Doha (AFP) – Ulsan Hyundai Motors won the Asian Champions League for the second time in history after a Junior Negrao double gave them a 2-1 victory over Iran’s Persepolis on Saturday.

The South Korean giants also achieved the feat in record fashion, winning their ninth consecutive match in the tournament to equal their winning streak of 2012 when they won the title for the first time.

But this time they were even more emphatic, scoring at least two goals in each match on their way to the title, an unprecedented achievement in the tournament.

Persepolis missed out on the Asian crown for the second time in three years, having lost to Japan’s Kashima Antlers in the final in 2018.

This was the fifth time in history that a team from Iran had fallen at the final hurdle of Asia’s premier competition, thus extending the country’s title drought on the continental club scene since 1993.

Persepolis had topped from Asia’s west zone in Qatar’s bio-secure bubble after the Covid-19 pandemic forced the Asian Football Confederation to halt the tournament in March.

Al Hilal of Saudi Arabia, the 2019 champions, were kicked out during the group phase after a spate of coronavirus infections in the squad left them without enough fit players, easing Persepolis’ path to the final.

While Ulsan had played eight games in 23 days in Doha before Saturday’s final, Persepolis had three weeks off and only arrived in Qatar a few days ago.

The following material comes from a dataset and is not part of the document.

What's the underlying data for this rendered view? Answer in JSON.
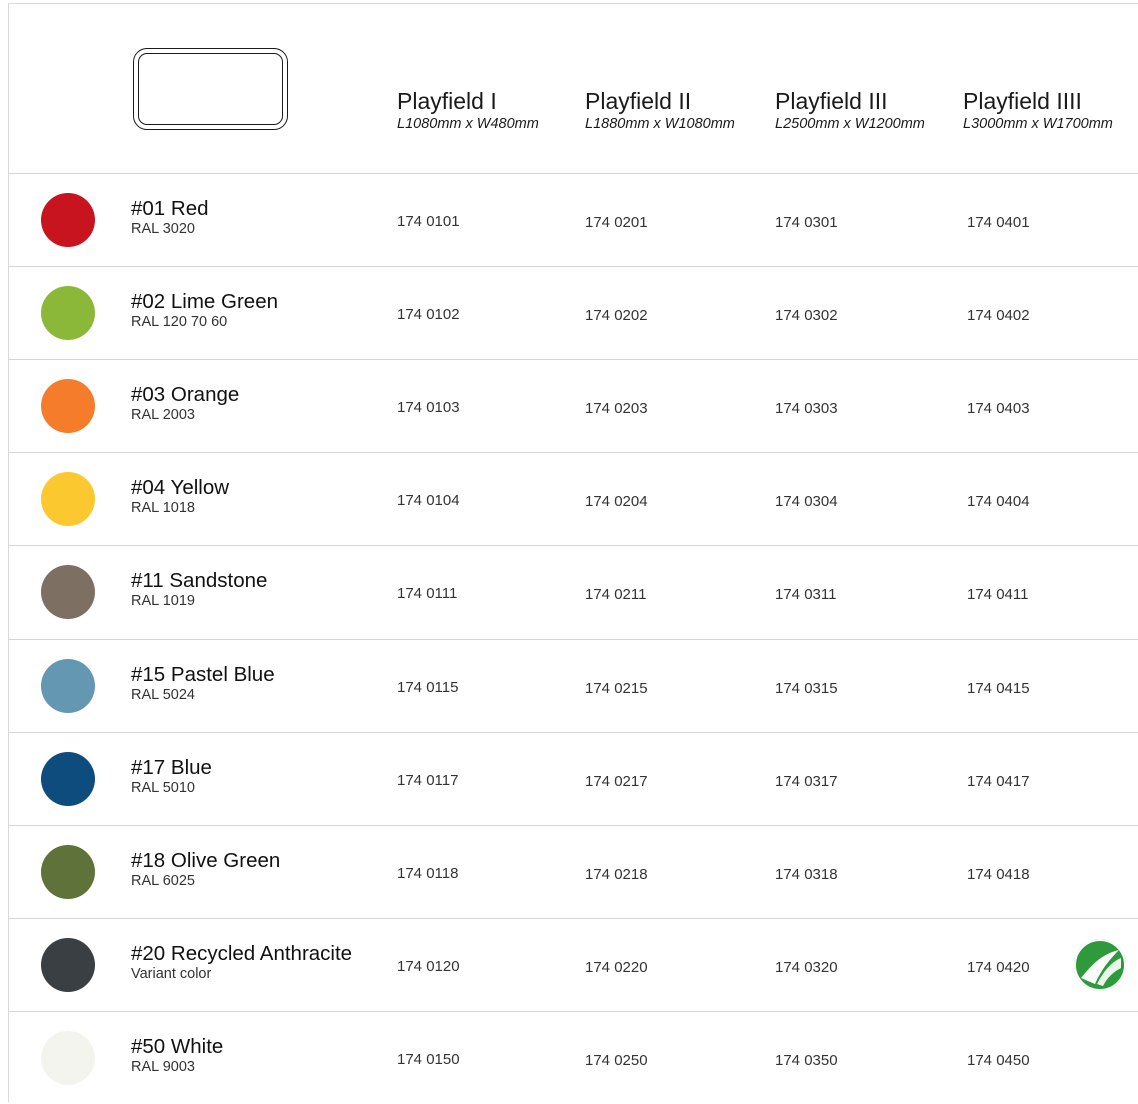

The Iranians though battled gallantly on Saturday, not only keeping the marauding Ulsan forwards at bay but also drawing first blood at Qatar’s Al Janoub Stadium, built for the 2022 World Cup.

At the stroke of half-time, Ulsan defender Park Soo-ho lost his balance in the midfield and Mehdi Abdi displayed great awareness to steal the ball and produce a brilliant solo run before beating goalkeeper Jo Soo-huk to the bottom left corner.

Ulsan, however hit back in the fourth minute of first-half stoppage time after they were awarded a VAR-assisted penalty when Ahmad Noorollahi fouled Yoon Bit-Garam inside the box.

Negrao couldn’t believe his luck as goalkeeper Hamed Lak blocked his spot-kick with a full-stretch dive, but the ball rebounded in the Brazilian’s direction and he was left with the easiest of tap-ins to score his sixth goal of the tournament.

Ulsan had their tail up after that but they required another VAR-assisted penalty to score their second goal in the 55th minute

Mehdi Shiri handled the ball as Ulsan pressed forward and this time Negrao made no mistake from the spot, sending goalkeeper Lak in the other direction.

Coach Kim Do-hoon couldn’t hide his emotions after guiding Ulsan to victory, having experienced the pain of losing the 2004 final when he was playing for Seongnam Illhwa Chunma.

That year his team squandered a 3-1 first leg away win advantage to suffer a 5-0 thrashing by Saudi Arabia’s Al Ittihad at home to finish runners-up

“I am very proud of this team. The players did their best. I would like to thank the club who trusted me a lot,” said Kim, who also paid his respects to his father who died this year.

“My father passed away this season but I am sure he was watching over us from above.”

Persepolis coach Yahya Golmohmmadi said lapses in concentration cost them the match.

“We did not concede goals for a long time except in the penalties and that was the case again today. We gave them two easy chances to score,” he said.

“I am really sad and apologise to all Persepolis fans. We need to improve our team for the 2021 Champions League.”